Fabrication, development and characterization of a waveguide microscopy device for biological applications
Licentiate thesis, 2016
Our understanding of biological systems has advanced significantly thanks to the development of microscopy methods and suitable biological assays. Surface based methods have increasingly gained interest thanks to their superior sensitivity and ease of use. Still, most of them, such as quartz crystal microbalance (QCM) and surface plasmon resonance (SPR), provide information based on ensemble averaging of biomolecular interactions. In contrast, surface-sensitive microscopy methods provide the possibility to study biological processes on an individual biomolecular basis.
Total internal reflection fluorescent (TIRF) microscopy is a surface-sensitive microscopy method that reaches sensitivities down to the level of single molecules, but it is limited by the need to fluorescently label the interaction partners. On the contrary, waveguide-based evanescent-light scattering microscopy provides a label-free surface-sensitive imaging technique that can also benefit from fluorescent labeling if desired.
Here we present ongoing efforts to further develop a waveguide-based platform for evanescent light-scattering microscopy. By adopting the fabrication and processing steps to a transparent substrate and adding compatible microfluidics, we can now use high NA oil-immersion objectives thereby collecting more light and resolve details that could not be resolved when fabricated on an opaque substrate. Further, well-controlled microfluidic handling makes it possible to perform more complicated experiments and extract data on interaction dynamics. Moreover an image processing code has been developed that can be applied to the different experimental sequences, including both waveguide fluorescent and scattering modes, and thereby extract otherwise hidden information in the experimental data.
Waveguide scattering microscopy
Waveguide fluorescent microscopy
Luftbryggan, 8th floor, The Department of Microtechnology and Nanoscience (MC2), Chalmers University of Technology
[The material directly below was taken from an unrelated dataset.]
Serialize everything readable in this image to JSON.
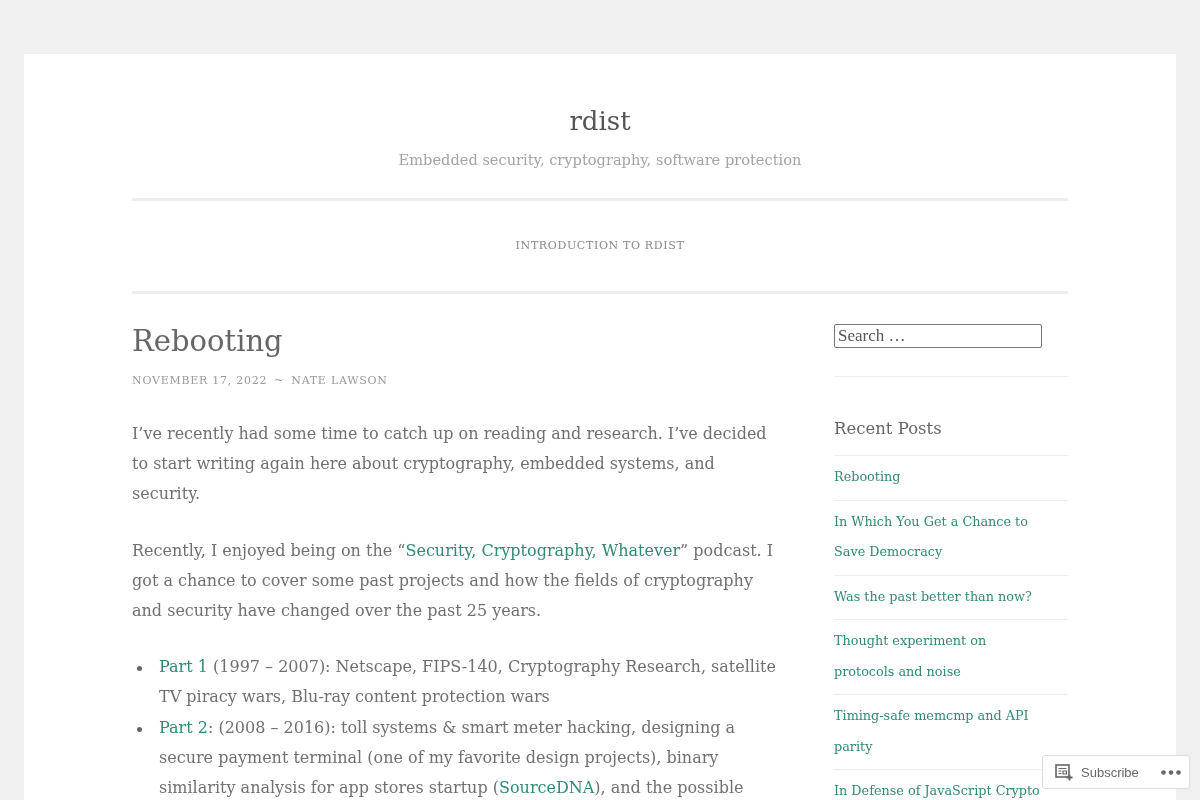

Opponent: Fredrik Westerlund, Associate Professor, Department of Biology and Biological Engineering, Chalmers University of Technology